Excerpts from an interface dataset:
********
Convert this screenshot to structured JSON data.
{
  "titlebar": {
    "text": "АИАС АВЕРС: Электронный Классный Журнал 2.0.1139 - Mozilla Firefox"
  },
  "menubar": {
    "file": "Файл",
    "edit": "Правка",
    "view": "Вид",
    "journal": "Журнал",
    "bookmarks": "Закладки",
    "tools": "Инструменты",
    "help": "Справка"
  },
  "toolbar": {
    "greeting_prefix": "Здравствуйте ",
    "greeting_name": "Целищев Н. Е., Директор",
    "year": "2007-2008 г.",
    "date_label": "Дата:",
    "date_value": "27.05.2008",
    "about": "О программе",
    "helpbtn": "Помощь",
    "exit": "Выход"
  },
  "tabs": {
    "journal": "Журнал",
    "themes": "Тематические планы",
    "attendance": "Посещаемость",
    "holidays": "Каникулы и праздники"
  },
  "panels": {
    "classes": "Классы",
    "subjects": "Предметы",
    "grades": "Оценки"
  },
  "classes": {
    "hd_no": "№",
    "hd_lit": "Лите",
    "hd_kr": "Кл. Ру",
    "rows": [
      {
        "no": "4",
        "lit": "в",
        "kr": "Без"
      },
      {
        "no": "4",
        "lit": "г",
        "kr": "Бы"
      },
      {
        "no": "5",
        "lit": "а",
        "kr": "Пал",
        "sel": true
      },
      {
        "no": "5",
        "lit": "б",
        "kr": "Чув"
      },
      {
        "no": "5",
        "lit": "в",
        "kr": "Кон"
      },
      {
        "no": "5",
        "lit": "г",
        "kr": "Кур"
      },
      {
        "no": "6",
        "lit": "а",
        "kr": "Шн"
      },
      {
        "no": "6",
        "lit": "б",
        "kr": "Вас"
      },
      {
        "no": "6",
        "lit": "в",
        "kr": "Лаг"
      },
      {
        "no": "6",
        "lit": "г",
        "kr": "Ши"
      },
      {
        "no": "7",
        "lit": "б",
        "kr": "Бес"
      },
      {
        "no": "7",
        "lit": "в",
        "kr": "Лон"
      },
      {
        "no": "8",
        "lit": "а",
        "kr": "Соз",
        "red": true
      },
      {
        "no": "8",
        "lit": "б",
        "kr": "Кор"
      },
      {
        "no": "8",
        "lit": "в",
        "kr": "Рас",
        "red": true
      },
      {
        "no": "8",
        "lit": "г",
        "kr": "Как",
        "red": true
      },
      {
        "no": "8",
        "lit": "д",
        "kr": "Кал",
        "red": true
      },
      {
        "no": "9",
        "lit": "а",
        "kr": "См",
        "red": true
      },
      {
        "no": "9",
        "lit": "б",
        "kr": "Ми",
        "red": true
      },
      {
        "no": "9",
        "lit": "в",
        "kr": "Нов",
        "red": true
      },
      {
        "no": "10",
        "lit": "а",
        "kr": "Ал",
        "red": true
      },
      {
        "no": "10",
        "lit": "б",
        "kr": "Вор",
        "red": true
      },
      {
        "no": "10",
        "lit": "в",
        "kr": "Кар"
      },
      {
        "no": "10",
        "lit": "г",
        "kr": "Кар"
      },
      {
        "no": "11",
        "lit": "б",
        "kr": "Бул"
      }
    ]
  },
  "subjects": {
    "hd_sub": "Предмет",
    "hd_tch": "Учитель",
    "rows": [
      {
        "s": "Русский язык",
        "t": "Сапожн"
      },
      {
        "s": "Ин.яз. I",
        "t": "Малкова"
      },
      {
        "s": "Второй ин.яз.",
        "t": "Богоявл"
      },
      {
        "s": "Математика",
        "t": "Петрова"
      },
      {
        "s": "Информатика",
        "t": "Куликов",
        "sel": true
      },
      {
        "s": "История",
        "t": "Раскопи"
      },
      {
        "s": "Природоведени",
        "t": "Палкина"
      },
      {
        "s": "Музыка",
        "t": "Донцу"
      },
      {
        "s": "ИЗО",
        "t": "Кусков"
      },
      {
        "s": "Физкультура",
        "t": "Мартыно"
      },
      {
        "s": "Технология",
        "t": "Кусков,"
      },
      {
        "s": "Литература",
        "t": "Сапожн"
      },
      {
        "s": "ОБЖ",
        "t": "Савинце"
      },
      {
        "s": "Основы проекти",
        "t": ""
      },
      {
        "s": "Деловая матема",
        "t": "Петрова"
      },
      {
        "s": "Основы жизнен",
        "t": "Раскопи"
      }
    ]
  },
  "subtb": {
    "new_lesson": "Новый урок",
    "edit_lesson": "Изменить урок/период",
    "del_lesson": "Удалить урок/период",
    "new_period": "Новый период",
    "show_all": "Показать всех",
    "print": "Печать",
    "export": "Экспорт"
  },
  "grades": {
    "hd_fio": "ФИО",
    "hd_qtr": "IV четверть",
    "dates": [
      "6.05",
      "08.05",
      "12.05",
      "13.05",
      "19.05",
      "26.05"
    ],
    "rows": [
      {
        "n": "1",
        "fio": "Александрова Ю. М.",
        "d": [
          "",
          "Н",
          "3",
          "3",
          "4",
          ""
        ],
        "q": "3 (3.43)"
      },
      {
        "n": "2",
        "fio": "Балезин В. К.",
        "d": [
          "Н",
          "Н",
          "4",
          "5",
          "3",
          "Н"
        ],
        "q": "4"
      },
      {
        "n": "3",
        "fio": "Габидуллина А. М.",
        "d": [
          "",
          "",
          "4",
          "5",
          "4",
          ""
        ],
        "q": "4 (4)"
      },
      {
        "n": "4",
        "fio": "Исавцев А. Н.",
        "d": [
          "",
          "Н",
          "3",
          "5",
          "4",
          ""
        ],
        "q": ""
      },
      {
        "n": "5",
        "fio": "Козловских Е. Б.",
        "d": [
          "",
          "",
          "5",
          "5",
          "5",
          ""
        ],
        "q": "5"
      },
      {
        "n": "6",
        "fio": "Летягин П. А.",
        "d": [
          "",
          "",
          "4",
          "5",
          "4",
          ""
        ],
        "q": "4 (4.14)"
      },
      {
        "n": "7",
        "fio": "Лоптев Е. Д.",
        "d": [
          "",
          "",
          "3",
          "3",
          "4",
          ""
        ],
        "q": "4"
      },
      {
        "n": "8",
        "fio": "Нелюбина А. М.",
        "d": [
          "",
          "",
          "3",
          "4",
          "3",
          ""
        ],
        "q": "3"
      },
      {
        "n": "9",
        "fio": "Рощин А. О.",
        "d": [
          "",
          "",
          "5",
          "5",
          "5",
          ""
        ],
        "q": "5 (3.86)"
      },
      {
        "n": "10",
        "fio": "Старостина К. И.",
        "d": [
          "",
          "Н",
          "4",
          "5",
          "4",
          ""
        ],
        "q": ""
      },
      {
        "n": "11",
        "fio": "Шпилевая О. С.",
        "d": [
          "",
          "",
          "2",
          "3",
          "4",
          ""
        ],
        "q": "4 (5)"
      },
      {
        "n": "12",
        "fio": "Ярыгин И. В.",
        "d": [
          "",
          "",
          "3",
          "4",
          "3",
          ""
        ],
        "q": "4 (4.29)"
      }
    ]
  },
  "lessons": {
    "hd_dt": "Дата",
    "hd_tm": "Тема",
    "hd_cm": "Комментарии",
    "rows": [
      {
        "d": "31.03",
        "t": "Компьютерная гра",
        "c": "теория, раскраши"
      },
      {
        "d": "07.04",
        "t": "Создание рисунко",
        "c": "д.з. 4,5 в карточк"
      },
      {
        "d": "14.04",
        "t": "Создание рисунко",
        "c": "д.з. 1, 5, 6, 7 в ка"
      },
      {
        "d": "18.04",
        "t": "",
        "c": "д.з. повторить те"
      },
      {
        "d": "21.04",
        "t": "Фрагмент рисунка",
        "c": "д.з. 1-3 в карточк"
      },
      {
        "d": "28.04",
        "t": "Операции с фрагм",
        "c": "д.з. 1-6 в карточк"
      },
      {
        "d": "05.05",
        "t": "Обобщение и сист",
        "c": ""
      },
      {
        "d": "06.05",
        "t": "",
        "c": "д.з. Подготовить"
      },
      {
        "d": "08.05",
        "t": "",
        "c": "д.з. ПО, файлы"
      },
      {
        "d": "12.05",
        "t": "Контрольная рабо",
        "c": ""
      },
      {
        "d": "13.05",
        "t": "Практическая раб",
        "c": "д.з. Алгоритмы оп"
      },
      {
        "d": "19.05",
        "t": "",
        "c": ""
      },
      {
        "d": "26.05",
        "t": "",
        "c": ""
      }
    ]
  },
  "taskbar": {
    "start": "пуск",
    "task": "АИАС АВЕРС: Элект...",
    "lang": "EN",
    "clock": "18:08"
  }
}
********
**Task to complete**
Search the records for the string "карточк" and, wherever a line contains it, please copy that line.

**Output of the exercise**
        "c": "д.з. 4,5 в карточк"
        "c": "д.з. 1-3 в карточк"
        "c": "д.з. 1-6 в карточк"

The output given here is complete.